Possession of a Firearm by a Felon

If a person was convicted of a felony in Washington DC or any other state, the automatic penalty under DC law is that that person cannot be in possession of a firearm. People who were convicted of other offenses that would also make them ineligible for being in possession of a firearm such as intrafamily offenses are ineligible for being in possession of firearms for five years after they have been convicted of the intrafamily offense.

These guidelines are separate and apart from any gun offender registration that a person might have to submit to under DC laws. The prior felony conviction automatically makes a person ineligible for any future possession of a firearm.

If you were convicted of domestic violence or a felony and found in possession of a firearm, contact a Washington, DC gun lawyer today to begin building a defense right away.

Felony Convictions

A felony in DC is defined as any crime where the maximum penalty is more than one year of prison time. Common felonies include many kinds of sex offenses, robbery, burglary, murder, and other more serious criminal offenses. Under DC law, anyone convicted of a felony is permanently banned from being able to possess any kind of firearm.

Domestic Violence Offenders

The other category of people who are not allowed to be in possession of includes people with domestic violence convictions within the past five years. Domestic violence convictions do not necessarily need to be felonies, they can also be misdemeanors. A domestic violence situation could be any intrafamily offense such as between

A person cannot possess a firearm if they are the subject of a temporary or a civil protection order. It is a violation of DC law and of federal law when someone is subject to a temporary civil protection order and is found to be in possession of a firearm.


If a person was convicted of a felony and is found to be in possession of any kind of firearm, they face a mandatory minimum one year prison sentence. A mandatory minimum prison sentence means the person is not eligible for a reduction of that sentence and the judge is not allowed to suspend it. When a person is found to be in possession of a firearm in DC and has a prior felony conviction considered to be a crime of violence, that person receives a mandatory minimum three years of prison time.

In a situation where a person with a prior felony conviction is found to be in possession of a firearm, the maximum penalty is 10 years of prison time. More importantly, the mandatory minimum amount of prison time is one year.

In DC, a crime of violence is defined in an enumerated list of offenses which includes felony sexual offenses, robbery, burglary, and a number of other armed offenses considered to be particularly dangerous. If a person is found to be in possession of a firearm and was convicted of an intrafamily offense within the previous five years, the judge must impose a prison sentence of no less than two years.
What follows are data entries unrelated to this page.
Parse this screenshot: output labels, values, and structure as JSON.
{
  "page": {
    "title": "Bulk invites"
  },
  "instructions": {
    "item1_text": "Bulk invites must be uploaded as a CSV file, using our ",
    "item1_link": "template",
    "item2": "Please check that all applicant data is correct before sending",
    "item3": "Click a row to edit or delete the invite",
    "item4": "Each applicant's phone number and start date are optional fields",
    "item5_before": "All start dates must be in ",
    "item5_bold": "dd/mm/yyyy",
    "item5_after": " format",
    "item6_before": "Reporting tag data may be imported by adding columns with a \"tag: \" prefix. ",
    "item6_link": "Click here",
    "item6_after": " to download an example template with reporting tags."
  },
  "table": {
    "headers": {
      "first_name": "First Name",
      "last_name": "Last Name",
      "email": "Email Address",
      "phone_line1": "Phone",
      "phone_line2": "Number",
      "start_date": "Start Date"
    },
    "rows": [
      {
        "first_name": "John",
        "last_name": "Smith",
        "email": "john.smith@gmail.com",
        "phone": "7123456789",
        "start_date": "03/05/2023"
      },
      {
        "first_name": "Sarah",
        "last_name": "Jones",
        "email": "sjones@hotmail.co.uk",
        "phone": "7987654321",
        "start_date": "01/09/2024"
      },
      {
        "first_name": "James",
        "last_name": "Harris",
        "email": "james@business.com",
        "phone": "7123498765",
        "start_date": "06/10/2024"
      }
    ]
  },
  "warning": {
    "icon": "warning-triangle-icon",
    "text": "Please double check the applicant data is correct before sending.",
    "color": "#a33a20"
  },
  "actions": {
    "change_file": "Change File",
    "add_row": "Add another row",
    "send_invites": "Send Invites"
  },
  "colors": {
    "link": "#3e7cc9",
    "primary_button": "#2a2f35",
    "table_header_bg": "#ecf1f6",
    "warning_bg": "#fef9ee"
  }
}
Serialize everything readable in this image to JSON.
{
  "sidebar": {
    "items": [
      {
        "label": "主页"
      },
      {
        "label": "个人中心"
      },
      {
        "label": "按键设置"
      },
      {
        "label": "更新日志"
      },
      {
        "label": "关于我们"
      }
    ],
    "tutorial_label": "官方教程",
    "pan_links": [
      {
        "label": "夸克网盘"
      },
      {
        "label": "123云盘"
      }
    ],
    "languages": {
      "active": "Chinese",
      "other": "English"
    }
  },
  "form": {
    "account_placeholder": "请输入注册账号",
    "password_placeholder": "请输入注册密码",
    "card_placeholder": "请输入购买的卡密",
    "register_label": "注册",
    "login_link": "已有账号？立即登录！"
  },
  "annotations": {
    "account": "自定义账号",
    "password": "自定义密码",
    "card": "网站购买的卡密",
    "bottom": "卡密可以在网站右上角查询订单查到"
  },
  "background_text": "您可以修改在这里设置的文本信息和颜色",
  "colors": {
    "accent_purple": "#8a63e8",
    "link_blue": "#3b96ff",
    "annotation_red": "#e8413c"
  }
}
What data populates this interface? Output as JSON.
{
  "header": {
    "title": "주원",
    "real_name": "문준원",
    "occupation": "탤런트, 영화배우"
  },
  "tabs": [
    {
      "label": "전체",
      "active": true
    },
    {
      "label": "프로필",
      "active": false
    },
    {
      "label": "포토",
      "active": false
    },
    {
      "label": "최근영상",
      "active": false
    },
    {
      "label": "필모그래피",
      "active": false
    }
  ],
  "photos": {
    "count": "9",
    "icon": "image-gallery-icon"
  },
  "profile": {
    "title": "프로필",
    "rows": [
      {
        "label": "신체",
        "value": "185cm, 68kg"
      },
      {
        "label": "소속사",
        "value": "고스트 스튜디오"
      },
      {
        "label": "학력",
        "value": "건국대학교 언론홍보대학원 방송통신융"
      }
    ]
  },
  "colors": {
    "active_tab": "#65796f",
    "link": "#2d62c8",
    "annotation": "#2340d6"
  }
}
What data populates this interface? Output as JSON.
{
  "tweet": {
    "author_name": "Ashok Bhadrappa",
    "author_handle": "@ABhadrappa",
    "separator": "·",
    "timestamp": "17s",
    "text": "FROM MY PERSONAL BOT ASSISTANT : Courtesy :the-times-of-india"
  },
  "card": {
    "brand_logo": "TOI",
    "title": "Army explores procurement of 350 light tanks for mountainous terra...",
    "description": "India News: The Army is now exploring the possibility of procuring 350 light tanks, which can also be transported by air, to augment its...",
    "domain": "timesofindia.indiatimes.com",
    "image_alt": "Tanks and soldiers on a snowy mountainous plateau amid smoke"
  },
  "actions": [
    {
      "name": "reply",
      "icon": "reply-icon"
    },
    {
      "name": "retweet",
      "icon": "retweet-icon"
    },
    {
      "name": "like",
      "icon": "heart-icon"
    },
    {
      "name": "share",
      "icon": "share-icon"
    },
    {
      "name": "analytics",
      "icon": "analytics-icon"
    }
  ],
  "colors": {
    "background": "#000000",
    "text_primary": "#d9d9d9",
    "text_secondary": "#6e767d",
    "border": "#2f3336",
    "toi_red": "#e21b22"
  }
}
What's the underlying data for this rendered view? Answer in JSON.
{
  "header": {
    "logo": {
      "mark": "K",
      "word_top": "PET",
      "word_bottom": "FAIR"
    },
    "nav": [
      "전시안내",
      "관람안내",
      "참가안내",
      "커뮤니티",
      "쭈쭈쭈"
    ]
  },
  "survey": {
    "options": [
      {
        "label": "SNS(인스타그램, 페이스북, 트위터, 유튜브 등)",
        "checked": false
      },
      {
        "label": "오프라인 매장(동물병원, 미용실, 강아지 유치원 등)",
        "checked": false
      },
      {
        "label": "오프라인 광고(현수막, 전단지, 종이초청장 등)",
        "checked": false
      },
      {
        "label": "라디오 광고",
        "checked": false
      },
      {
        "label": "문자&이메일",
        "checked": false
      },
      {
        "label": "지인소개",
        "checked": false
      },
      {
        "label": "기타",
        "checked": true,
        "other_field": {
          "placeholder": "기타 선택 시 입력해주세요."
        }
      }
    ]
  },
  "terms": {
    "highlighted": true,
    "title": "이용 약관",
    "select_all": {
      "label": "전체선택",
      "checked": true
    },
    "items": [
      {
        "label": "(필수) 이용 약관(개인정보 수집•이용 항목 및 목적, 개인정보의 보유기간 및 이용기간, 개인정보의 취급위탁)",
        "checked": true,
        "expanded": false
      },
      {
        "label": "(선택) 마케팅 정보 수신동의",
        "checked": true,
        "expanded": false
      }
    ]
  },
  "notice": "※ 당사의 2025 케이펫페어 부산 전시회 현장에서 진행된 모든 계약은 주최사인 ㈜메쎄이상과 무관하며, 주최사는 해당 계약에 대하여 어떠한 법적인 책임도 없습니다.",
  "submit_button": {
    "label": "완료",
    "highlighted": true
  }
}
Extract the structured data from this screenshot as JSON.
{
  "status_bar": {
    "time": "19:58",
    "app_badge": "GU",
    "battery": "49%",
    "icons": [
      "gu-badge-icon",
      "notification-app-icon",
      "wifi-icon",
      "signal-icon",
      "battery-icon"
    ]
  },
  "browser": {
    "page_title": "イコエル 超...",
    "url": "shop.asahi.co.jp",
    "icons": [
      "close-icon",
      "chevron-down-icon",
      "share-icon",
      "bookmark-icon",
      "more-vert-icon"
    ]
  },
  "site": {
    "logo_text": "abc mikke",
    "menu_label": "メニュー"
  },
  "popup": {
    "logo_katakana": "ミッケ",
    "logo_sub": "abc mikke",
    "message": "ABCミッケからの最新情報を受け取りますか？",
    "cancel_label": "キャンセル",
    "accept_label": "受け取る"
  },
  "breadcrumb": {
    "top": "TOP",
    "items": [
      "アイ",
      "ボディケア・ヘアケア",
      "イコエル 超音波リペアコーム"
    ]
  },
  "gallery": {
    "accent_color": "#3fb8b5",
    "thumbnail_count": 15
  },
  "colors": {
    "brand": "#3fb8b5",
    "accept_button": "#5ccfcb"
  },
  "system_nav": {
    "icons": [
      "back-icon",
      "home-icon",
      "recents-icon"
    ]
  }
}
However, unlike mandatory minimums, a judge is still permitted under the law to suspend or not require the person to serve the entirety of that sentence. The judge is required to impose at least a two-year sentence. However, they could potentially have the person serve less than the full two years and suspend the remaining to hold that remaining prison sentence over the person’s head in the event they violate the conditions of their probation.

A felon found in possession of a firearm is not eligible to receive less than one year prison time under any circumstances. If the prior felony conviction is considered a crime of violence such as robbery, felony sex offenses, murder, and other extremely serious criminal offenses, the maximum penalty is up to 15 years with a mandatory minimum prison sentence of three years.